Another interesting but mostly just upsetting New York Times article on commemorating the sesquicentennial of the American Civil War: Katharine Q. Seelye’s “Celebrating Secession without the Slaves.” The South has spent the last century and a half denying that the war had anything to do with slavery: it was all about “states’ rights,” we are told ‒ with the only right really in question being the right of states to permit slavery.
All this is old news, though.

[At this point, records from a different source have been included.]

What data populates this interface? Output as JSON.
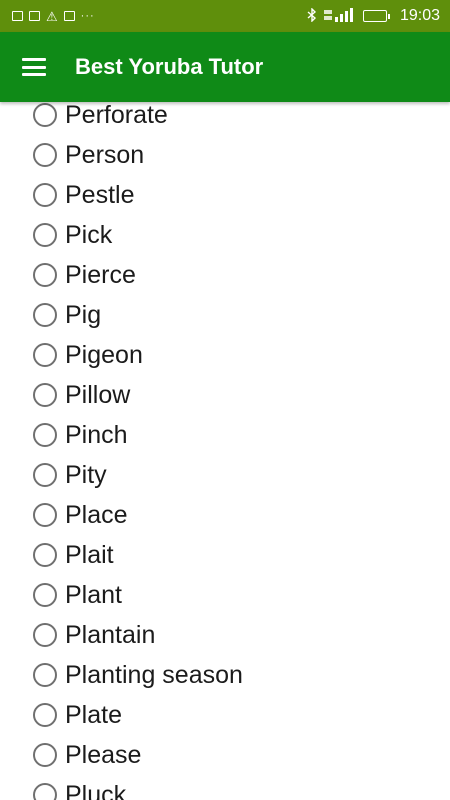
{
  "status_bar": {
    "time": "19:03",
    "left_icons": [
      "image-icon",
      "sim-icon",
      "warning-icon",
      "gallery-icon",
      "more-dots-icon"
    ],
    "right_icons": [
      "bluetooth-icon",
      "signal-icon",
      "battery-icon"
    ]
  },
  "app_bar": {
    "title": "Best Yoruba Tutor",
    "color": "#0f8a17"
  },
  "word_list": [
    "Perforate",
    "Person",
    "Pestle",
    "Pick",
    "Pierce",
    "Pig",
    "Pigeon",
    "Pillow",
    "Pinch",
    "Pity",
    "Place",
    "Plait",
    "Plant",
    "Plantain",
    "Planting season",
    "Plate",
    "Please",
    "Pluck"
  ]
}
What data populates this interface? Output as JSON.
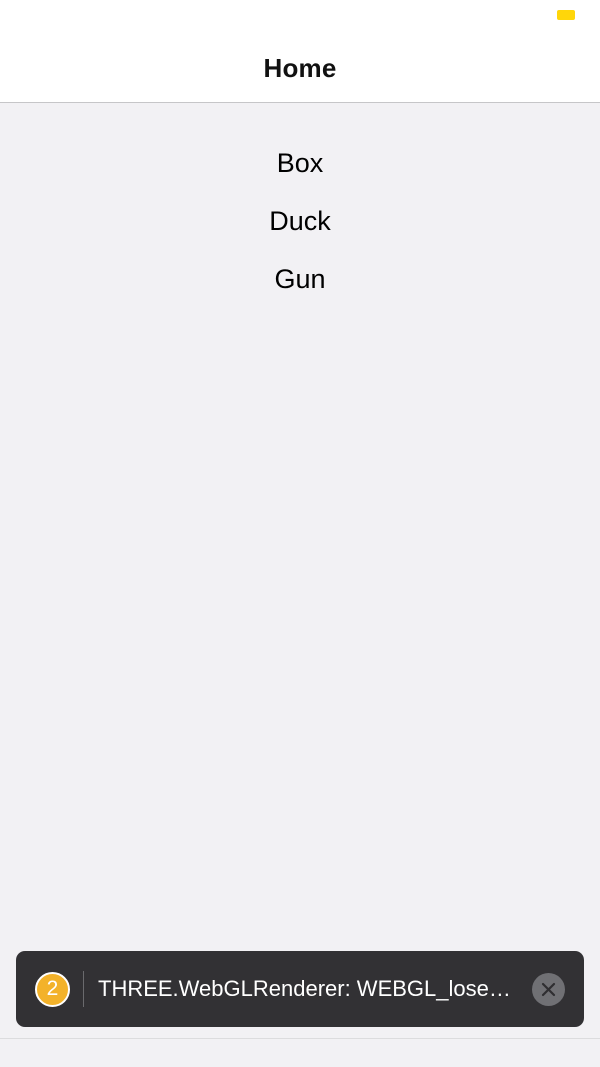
{
  "status_bar": {
    "battery_color": "#ffd60a"
  },
  "nav": {
    "title": "Home"
  },
  "menu": {
    "items": [
      {
        "label": "Box"
      },
      {
        "label": "Duck"
      },
      {
        "label": "Gun"
      }
    ]
  },
  "toast": {
    "count": "2",
    "message": "THREE.WebGLRenderer: WEBGL_lose_context extension not supported.",
    "close_icon": "close-icon",
    "badge_color": "#f3b22a"
  }
}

What I liked in this piece was a very succinct statement, from University of Illinois sociologist James Loewen, of how slavery related to the start of the war:

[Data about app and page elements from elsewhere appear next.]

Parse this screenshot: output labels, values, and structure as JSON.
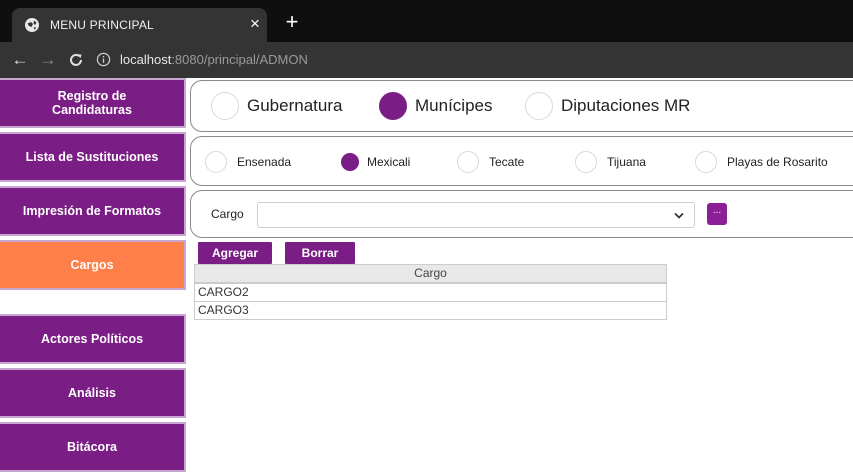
{
  "browser": {
    "tab_title": "MENU PRINCIPAL",
    "tab_close": "×",
    "new_tab": "+",
    "url_host": "localhost",
    "url_rest": ":8080/principal/ADMON"
  },
  "sidebar": {
    "items": [
      {
        "label": "Registro de\nCandidaturas",
        "active": false
      },
      {
        "label": "Lista de Sustituciones",
        "active": false
      },
      {
        "label": "Impresión de Formatos",
        "active": false
      },
      {
        "label": "Cargos",
        "active": true
      },
      {
        "label": "Actores Políticos",
        "active": false
      },
      {
        "label": "Análisis",
        "active": false
      },
      {
        "label": "Bitácora",
        "active": false
      }
    ]
  },
  "election_types": {
    "options": [
      "Gubernatura",
      "Munícipes",
      "Diputaciones MR"
    ],
    "selected": "Munícipes"
  },
  "municipalities": {
    "options": [
      "Ensenada",
      "Mexicali",
      "Tecate",
      "Tijuana",
      "Playas de Rosarito"
    ],
    "selected": "Mexicali"
  },
  "cargo_filter": {
    "label": "Cargo",
    "value": "",
    "button_label": "..."
  },
  "actions": {
    "add_label": "Agregar",
    "delete_label": "Borrar"
  },
  "grid": {
    "header": "Cargo",
    "rows": [
      "CARGO2",
      "CARGO3"
    ]
  },
  "colors": {
    "brand_purple": "#7a1d85",
    "active_orange": "#ff7f4a"
  }
}
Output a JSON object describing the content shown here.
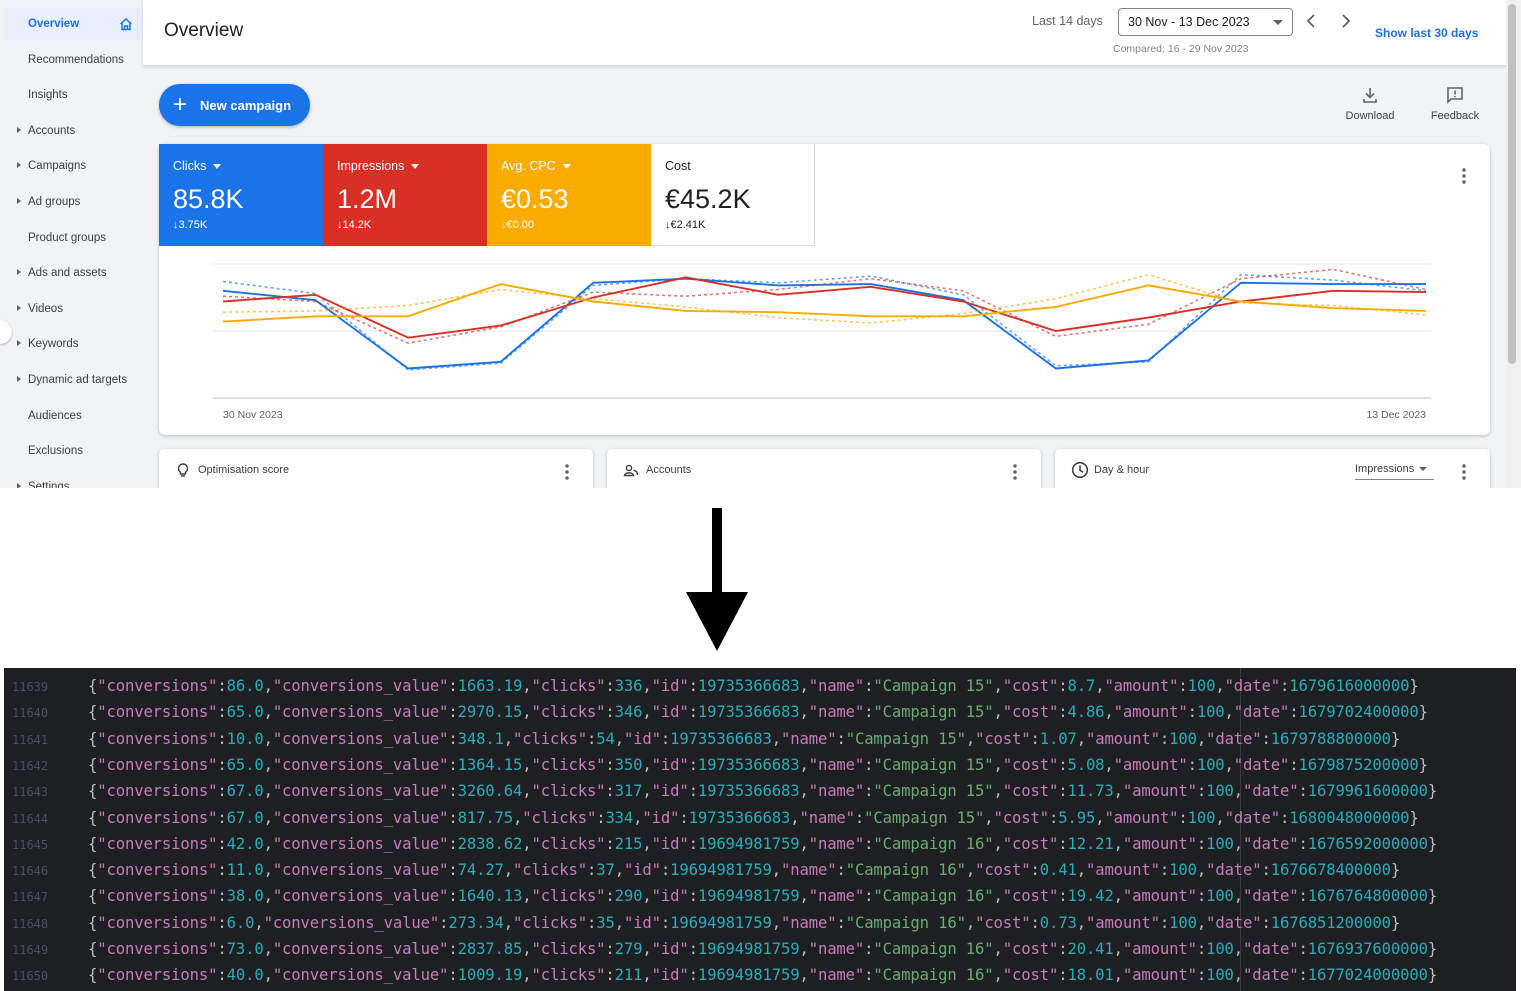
{
  "sidebar": {
    "items": [
      {
        "label": "Overview",
        "active": true,
        "caret": false
      },
      {
        "label": "Recommendations",
        "caret": false
      },
      {
        "label": "Insights",
        "caret": false
      },
      {
        "label": "Accounts",
        "caret": true
      },
      {
        "label": "Campaigns",
        "caret": true
      },
      {
        "label": "Ad groups",
        "caret": true
      },
      {
        "label": "Product groups",
        "caret": false
      },
      {
        "label": "Ads and assets",
        "caret": true
      },
      {
        "label": "Videos",
        "caret": true
      },
      {
        "label": "Keywords",
        "caret": true
      },
      {
        "label": "Dynamic ad targets",
        "caret": true
      },
      {
        "label": "Audiences",
        "caret": false
      },
      {
        "label": "Exclusions",
        "caret": false
      },
      {
        "label": "Settings",
        "caret": true
      }
    ]
  },
  "header": {
    "title": "Overview",
    "date_range_label": "Last 14 days",
    "date_range_value": "30 Nov - 13 Dec 2023",
    "compared_text": "Compared: 16 - 29 Nov 2023",
    "show_more_link": "Show last 30 days"
  },
  "actions": {
    "new_campaign": "New campaign",
    "download": "Download",
    "feedback": "Feedback"
  },
  "metrics": [
    {
      "label": "Clicks",
      "value": "85.8K",
      "delta": "3.75K",
      "color": "#1a73e8",
      "dropdown": true
    },
    {
      "label": "Impressions",
      "value": "1.2M",
      "delta": "14.2K",
      "color": "#d93025",
      "dropdown": true
    },
    {
      "label": "Avg. CPC",
      "value": "€0.53",
      "delta": "€0.00",
      "color": "#f9ab00",
      "dropdown": true
    },
    {
      "label": "Cost",
      "value": "€45.2K",
      "delta": "€2.41K",
      "color": "#ffffff",
      "dropdown": false
    }
  ],
  "chart_data": {
    "type": "line",
    "x_start_label": "30 Nov 2023",
    "x_end_label": "13 Dec 2023",
    "grid": true,
    "series": [
      {
        "name": "Clicks",
        "color": "#1a73e8",
        "style": "solid",
        "values": [
          0.8,
          0.73,
          0.22,
          0.27,
          0.86,
          0.89,
          0.84,
          0.85,
          0.73,
          0.22,
          0.28,
          0.86,
          0.85,
          0.85
        ]
      },
      {
        "name": "Clicks",
        "color": "#1a73e8",
        "style": "dashed",
        "values": [
          0.87,
          0.78,
          0.21,
          0.26,
          0.84,
          0.89,
          0.86,
          0.91,
          0.77,
          0.24,
          0.27,
          0.92,
          0.88,
          0.8
        ]
      },
      {
        "name": "Impressions",
        "color": "#d93025",
        "style": "solid",
        "values": [
          0.72,
          0.77,
          0.45,
          0.54,
          0.75,
          0.9,
          0.77,
          0.83,
          0.72,
          0.5,
          0.6,
          0.72,
          0.8,
          0.79
        ]
      },
      {
        "name": "Impressions",
        "color": "#d93025",
        "style": "dashed",
        "values": [
          0.76,
          0.72,
          0.41,
          0.53,
          0.79,
          0.76,
          0.81,
          0.89,
          0.8,
          0.46,
          0.55,
          0.89,
          0.96,
          0.81
        ]
      },
      {
        "name": "Avg. CPC",
        "color": "#f9ab00",
        "style": "solid",
        "values": [
          0.57,
          0.61,
          0.61,
          0.85,
          0.72,
          0.65,
          0.64,
          0.61,
          0.61,
          0.68,
          0.84,
          0.72,
          0.67,
          0.65
        ]
      },
      {
        "name": "Avg. CPC",
        "color": "#f9ab00",
        "style": "dashed",
        "values": [
          0.64,
          0.65,
          0.69,
          0.81,
          0.74,
          0.68,
          0.6,
          0.56,
          0.63,
          0.74,
          0.92,
          0.71,
          0.69,
          0.62
        ]
      }
    ]
  },
  "cards": {
    "optimisation": "Optimisation score",
    "accounts": "Accounts",
    "day_hour": "Day & hour",
    "day_hour_metric": "Impressions"
  },
  "code": {
    "lines": [
      {
        "num": "11639",
        "conversions": "86.0",
        "value": "1663.19",
        "clicks": "336",
        "id": "19735366683",
        "name": "Campaign 15",
        "cost": "8.7",
        "amount": "100",
        "date": "1679616000000"
      },
      {
        "num": "11640",
        "conversions": "65.0",
        "value": "2970.15",
        "clicks": "346",
        "id": "19735366683",
        "name": "Campaign 15",
        "cost": "4.86",
        "amount": "100",
        "date": "1679702400000"
      },
      {
        "num": "11641",
        "conversions": "10.0",
        "value": "348.1",
        "clicks": "54",
        "id": "19735366683",
        "name": "Campaign 15",
        "cost": "1.07",
        "amount": "100",
        "date": "1679788800000"
      },
      {
        "num": "11642",
        "conversions": "65.0",
        "value": "1364.15",
        "clicks": "350",
        "id": "19735366683",
        "name": "Campaign 15",
        "cost": "5.08",
        "amount": "100",
        "date": "1679875200000"
      },
      {
        "num": "11643",
        "conversions": "67.0",
        "value": "3260.64",
        "clicks": "317",
        "id": "19735366683",
        "name": "Campaign 15",
        "cost": "11.73",
        "amount": "100",
        "date": "1679961600000"
      },
      {
        "num": "11644",
        "conversions": "67.0",
        "value": "817.75",
        "clicks": "334",
        "id": "19735366683",
        "name": "Campaign 15",
        "cost": "5.95",
        "amount": "100",
        "date": "1680048000000"
      },
      {
        "num": "11645",
        "conversions": "42.0",
        "value": "2838.62",
        "clicks": "215",
        "id": "19694981759",
        "name": "Campaign 16",
        "cost": "12.21",
        "amount": "100",
        "date": "1676592000000"
      },
      {
        "num": "11646",
        "conversions": "11.0",
        "value": "74.27",
        "clicks": "37",
        "id": "19694981759",
        "name": "Campaign 16",
        "cost": "0.41",
        "amount": "100",
        "date": "1676678400000"
      },
      {
        "num": "11647",
        "conversions": "38.0",
        "value": "1640.13",
        "clicks": "290",
        "id": "19694981759",
        "name": "Campaign 16",
        "cost": "19.42",
        "amount": "100",
        "date": "1676764800000"
      },
      {
        "num": "11648",
        "conversions": "6.0",
        "value": "273.34",
        "clicks": "35",
        "id": "19694981759",
        "name": "Campaign 16",
        "cost": "0.73",
        "amount": "100",
        "date": "1676851200000"
      },
      {
        "num": "11649",
        "conversions": "73.0",
        "value": "2837.85",
        "clicks": "279",
        "id": "19694981759",
        "name": "Campaign 16",
        "cost": "20.41",
        "amount": "100",
        "date": "1676937600000"
      },
      {
        "num": "11650",
        "conversions": "40.0",
        "value": "1009.19",
        "clicks": "211",
        "id": "19694981759",
        "name": "Campaign 16",
        "cost": "18.01",
        "amount": "100",
        "date": "1677024000000"
      }
    ]
  }
}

The North did not go to war to end slavery, it went to war to hold the country together and only gradually did it become anti-slavery ‒ but slavery is why the South seceded.

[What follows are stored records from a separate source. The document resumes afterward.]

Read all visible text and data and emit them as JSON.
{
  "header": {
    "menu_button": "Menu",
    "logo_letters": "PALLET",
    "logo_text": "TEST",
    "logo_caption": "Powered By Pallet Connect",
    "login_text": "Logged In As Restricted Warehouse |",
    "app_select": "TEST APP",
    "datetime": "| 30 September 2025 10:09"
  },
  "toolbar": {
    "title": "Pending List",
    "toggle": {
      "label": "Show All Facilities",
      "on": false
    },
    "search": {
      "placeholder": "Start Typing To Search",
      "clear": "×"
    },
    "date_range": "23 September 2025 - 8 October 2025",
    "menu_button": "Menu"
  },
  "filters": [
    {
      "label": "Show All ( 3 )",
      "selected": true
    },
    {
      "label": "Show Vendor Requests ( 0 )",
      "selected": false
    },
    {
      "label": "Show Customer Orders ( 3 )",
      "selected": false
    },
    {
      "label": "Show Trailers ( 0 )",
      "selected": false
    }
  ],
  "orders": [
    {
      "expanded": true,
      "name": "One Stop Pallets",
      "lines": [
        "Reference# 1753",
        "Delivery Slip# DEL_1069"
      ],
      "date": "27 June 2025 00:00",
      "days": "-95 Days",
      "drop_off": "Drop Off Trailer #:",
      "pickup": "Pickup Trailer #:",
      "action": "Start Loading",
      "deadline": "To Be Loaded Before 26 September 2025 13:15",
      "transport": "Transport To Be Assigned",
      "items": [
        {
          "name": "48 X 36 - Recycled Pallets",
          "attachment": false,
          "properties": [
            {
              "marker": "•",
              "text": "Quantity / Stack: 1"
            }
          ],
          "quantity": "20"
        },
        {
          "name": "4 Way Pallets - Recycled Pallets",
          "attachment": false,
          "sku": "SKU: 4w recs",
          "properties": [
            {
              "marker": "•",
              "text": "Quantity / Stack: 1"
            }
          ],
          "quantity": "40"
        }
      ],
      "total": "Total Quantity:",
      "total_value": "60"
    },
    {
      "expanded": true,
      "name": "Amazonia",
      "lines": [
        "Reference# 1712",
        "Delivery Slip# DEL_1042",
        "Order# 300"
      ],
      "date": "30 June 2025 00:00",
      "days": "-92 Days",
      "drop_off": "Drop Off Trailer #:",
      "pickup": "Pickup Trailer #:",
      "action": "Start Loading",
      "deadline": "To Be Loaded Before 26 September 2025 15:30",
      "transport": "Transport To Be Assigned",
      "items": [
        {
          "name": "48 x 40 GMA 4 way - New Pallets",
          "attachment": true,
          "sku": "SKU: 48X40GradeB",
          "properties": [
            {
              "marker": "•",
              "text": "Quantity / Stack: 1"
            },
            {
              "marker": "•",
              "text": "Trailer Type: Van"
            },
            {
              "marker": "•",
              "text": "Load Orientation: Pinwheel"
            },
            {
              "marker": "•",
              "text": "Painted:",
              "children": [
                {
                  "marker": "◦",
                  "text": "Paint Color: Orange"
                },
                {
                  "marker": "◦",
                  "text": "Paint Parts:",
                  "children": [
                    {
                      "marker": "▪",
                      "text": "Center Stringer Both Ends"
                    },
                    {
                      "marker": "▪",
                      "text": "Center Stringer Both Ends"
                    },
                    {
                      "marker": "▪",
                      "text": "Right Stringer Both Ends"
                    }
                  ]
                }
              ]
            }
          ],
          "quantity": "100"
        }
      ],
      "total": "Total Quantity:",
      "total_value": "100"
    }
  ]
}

Simple, really: while the North didn’t fight to end slavery, the South did fight to preserve it.